A few months out from launch and we know almost everything about the new Sony and Microsoft systems, save for their cost. Of all the announced updates, changes, and technologies, one trend that has players the most excited is an ostensibly growing focus on choice. From the systems themselves to how the games play, here’s why we think personal preference could be the stand-out of the ninth-generation.
Choice in consoles evolved heavily over the last few generations, though the PS4 and Xbox One raised this bar like never before. Rather than one set of just base systems, players now have the choice between different hard-drive sizes, and device power, depending on what they want in terms of cost and performance.
This concept appears to have been a central idea in the development of the next-gen systems. The PS5 comes with diskless version, and the Series X, while not formally announced, seems to be preparing for a simultaneous release with a lower-powered and cheaper Series S. For players on a budget, or with specific use-cases in mind, these choices represent fantastic alternatives.
For the first time in a console generation, the new systems appear to be built with both high resolutions and faster frame-rates in mind.
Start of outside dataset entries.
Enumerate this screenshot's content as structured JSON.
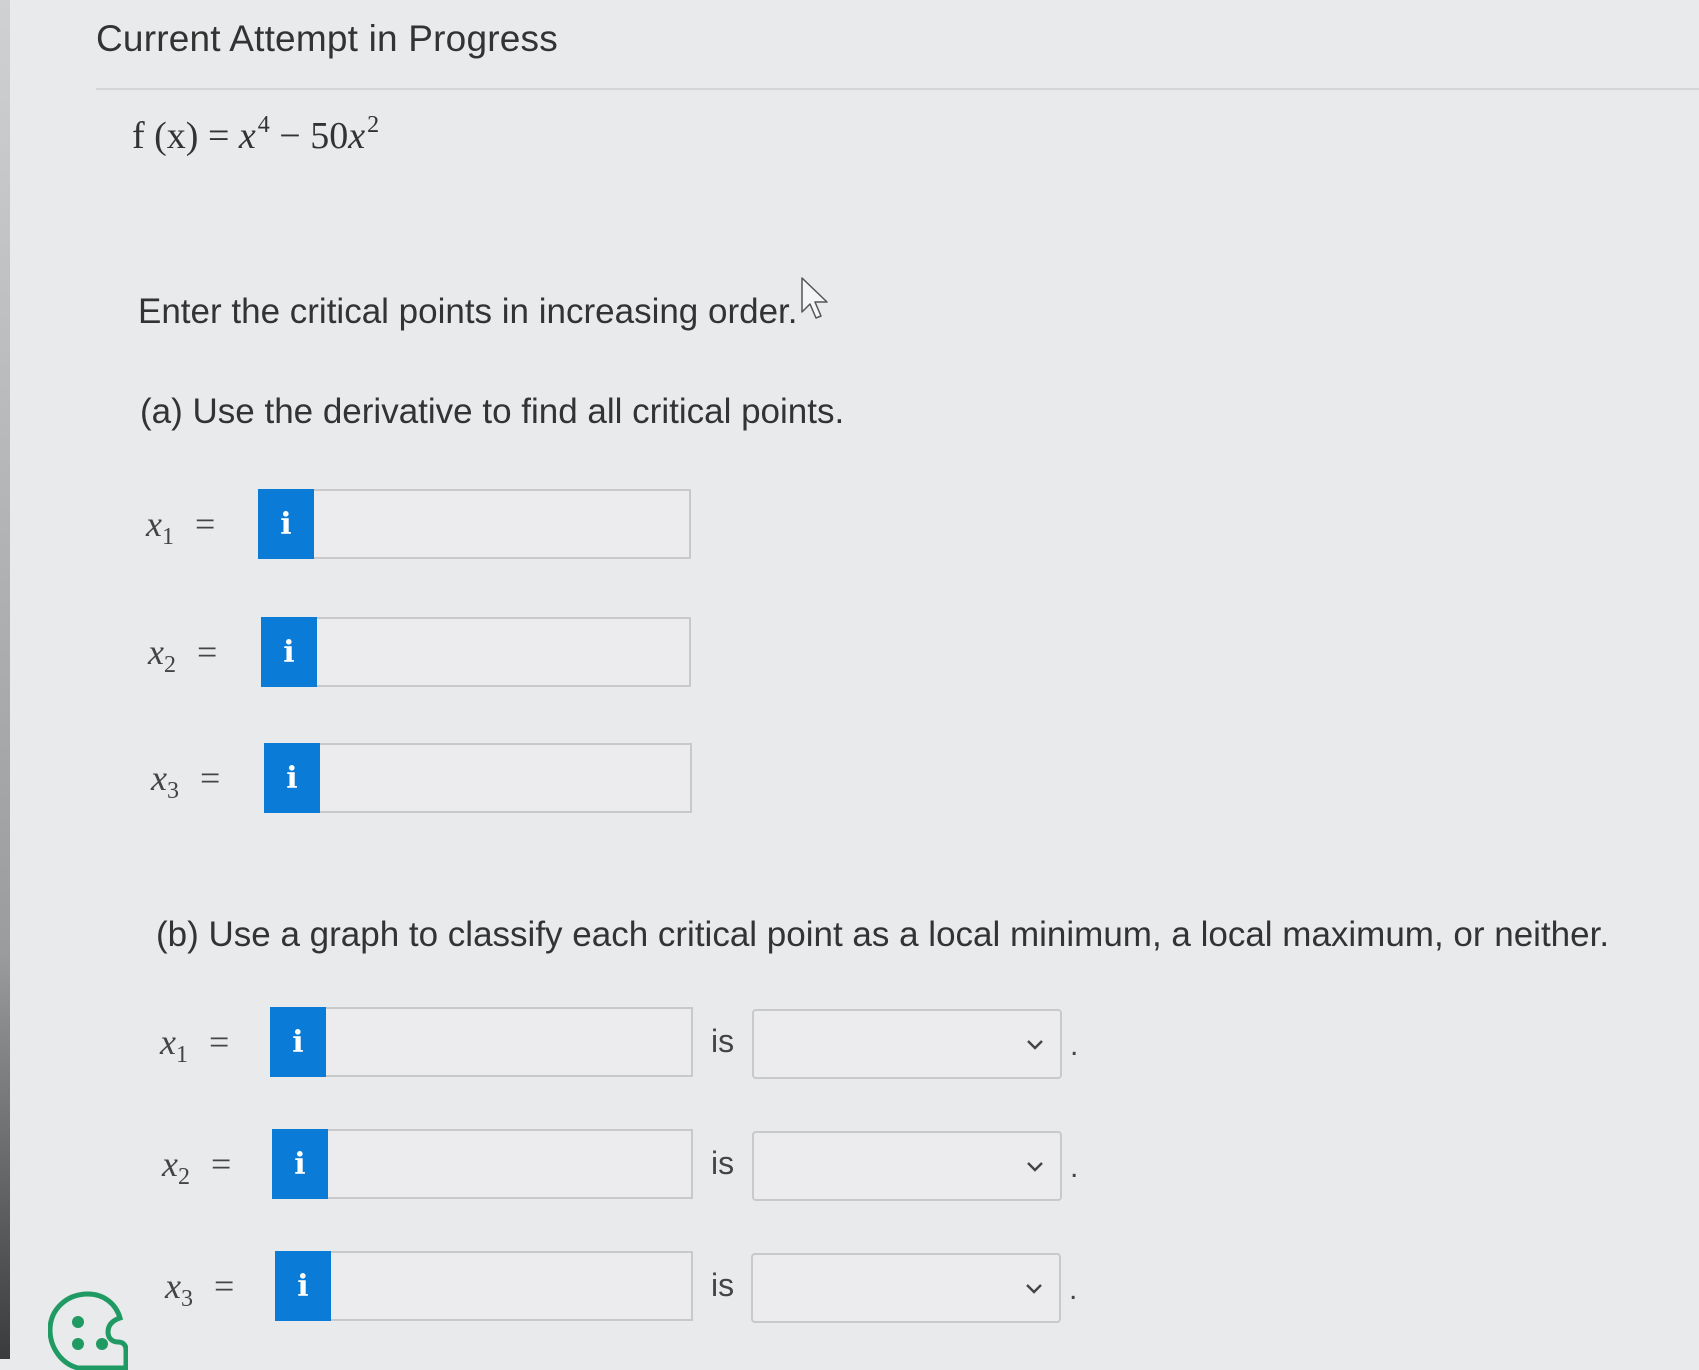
{
  "header": {
    "title": "Current Attempt in Progress"
  },
  "problem": {
    "function_lhs": "f (x) = ",
    "function_x": "x",
    "function_exp1": "4",
    "function_mid": " − 50",
    "function_x2": "x",
    "function_exp2": "2",
    "instruction": "Enter the critical points in increasing order."
  },
  "part_a": {
    "heading": "(a) Use the derivative to find all critical points.",
    "rows": [
      {
        "var": "x",
        "sub": "1",
        "eq": "=",
        "info": "i",
        "value": ""
      },
      {
        "var": "x",
        "sub": "2",
        "eq": "=",
        "info": "i",
        "value": ""
      },
      {
        "var": "x",
        "sub": "3",
        "eq": "=",
        "info": "i",
        "value": ""
      }
    ]
  },
  "part_b": {
    "heading": "(b) Use a graph to classify each critical point as a local minimum, a local maximum, or neither.",
    "rows": [
      {
        "var": "x",
        "sub": "1",
        "eq": "=",
        "info": "i",
        "value": "",
        "is": "is",
        "classification": "",
        "period": "."
      },
      {
        "var": "x",
        "sub": "2",
        "eq": "=",
        "info": "i",
        "value": "",
        "is": "is",
        "classification": "",
        "period": "."
      },
      {
        "var": "x",
        "sub": "3",
        "eq": "=",
        "info": "i",
        "value": "",
        "is": "is",
        "classification": "",
        "period": "."
      }
    ]
  },
  "icons": {
    "info": "info-icon",
    "dropdown": "chevron-down-icon",
    "cursor": "mouse-pointer-icon",
    "widget": "palette-icon"
  },
  "colors": {
    "accent": "#0a7bd6",
    "background": "#e8eaec",
    "input_border": "#c7c9cb"
  }
}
The kicker for the PS5 and Series X is that, finally, the ultimate choice might be left up to players.
In the current systems, the idea of frame-rate versus resolution was largely left up-to developers, with them more often than not falling on the side of resolution. This made for fantastic screen-shots which helped sell copies, but it made the playing experience slower, less responsive, and generally feel poorer for it.
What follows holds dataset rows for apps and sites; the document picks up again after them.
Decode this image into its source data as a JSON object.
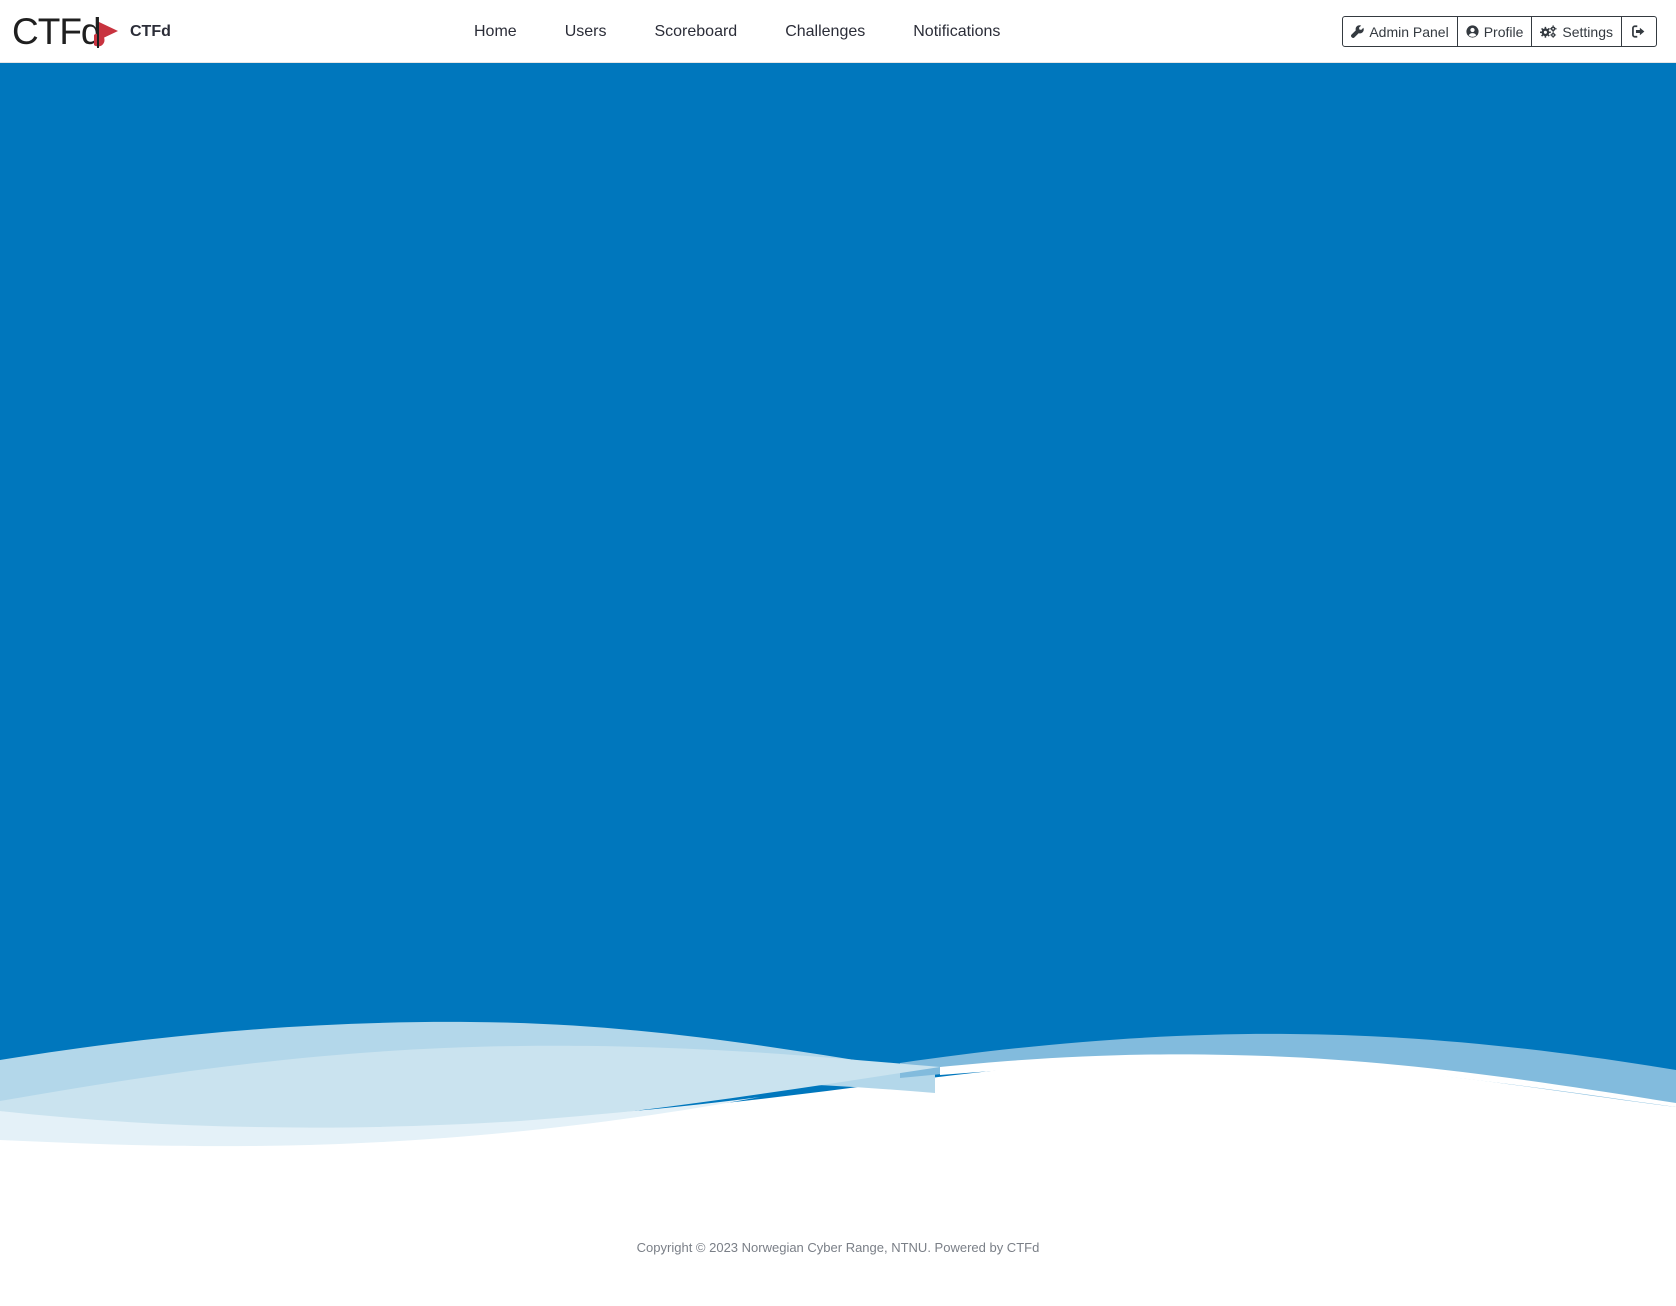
{
  "brand": {
    "logo_text": "CTFd",
    "name": "CTFd"
  },
  "nav": {
    "items": [
      {
        "label": "Home"
      },
      {
        "label": "Users"
      },
      {
        "label": "Scoreboard"
      },
      {
        "label": "Challenges"
      },
      {
        "label": "Notifications"
      }
    ]
  },
  "user_menu": {
    "admin_label": "Admin Panel",
    "profile_label": "Profile",
    "settings_label": "Settings",
    "admin_icon": "wrench-icon",
    "profile_icon": "user-circle-icon",
    "settings_icon": "cogs-icon",
    "logout_icon": "sign-out-icon"
  },
  "colors": {
    "hero_blue": "#0077bd",
    "wave_light": "#b3d7ea",
    "wave_mid": "#82bbdd",
    "wave_pale": "#cae3ef",
    "wave_palest": "#e4f1f8",
    "brand_flag": "#c8333f"
  },
  "footer": {
    "text": "Copyright © 2023 Norwegian Cyber Range, NTNU. Powered by CTFd"
  }
}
With the new systems, developers have already come out as stating that a great many titles are being built on the idea of 4K at a lower frame-rate, with the addition of a 1080p option for higher FPS. Two specific examples of this can be seen in the new Ratchet and Clank game, as well as the Spider-Man PS5 title.
Given that lower FPS has been a complaint of consoles for well over a decade now, this is a shift which has been met with enormous player applause. Combined with greater precedents of accessibility options as so well illustrated by Naughty Dog’s The Last of Us 2, and it’s apparent that more care than ever has gone to improving the player experience.
Methods of Delivery
The other side of the hardware and gaming coin is likely to come from the new avenues of gaming acquisition which might result. This is more indicative on Microsoft’s, side, with their heavy recent attention being placed in service-based gaming opportunities. Their Xbox Game Pass is a strong illustration of this, with a subscription-based service which offers hundreds of titles for £7.99 a month. While there is variance here based on the player’s physical location, the general idea could be one with a far more freeform focus.
A broader level of delivery might also be found with better acceptance of browser gaming, which has long been confined by system and region. For example, playing an online casino in India has traditionally been the purview of mobiles and desktops. With better-integrated browsers on next-gen systems, it might be possible for games like Book of Dead, Live Roulette, and a whole range of other titles to find a new and expanded home.
Building a Base
With all of these ideas, success could more likely be a journey than a destination. Exactly how much choice becomes a cornerstone of the next-gen experience will depend on the continued work of the manufacturers over the console’s lifespans. While, at this point, choice seems to be an important focus, this focus could be lost depending on public perception and sales performance. So far, at least, indications are that the new generation of gaming will be the most open and choice-driven yet.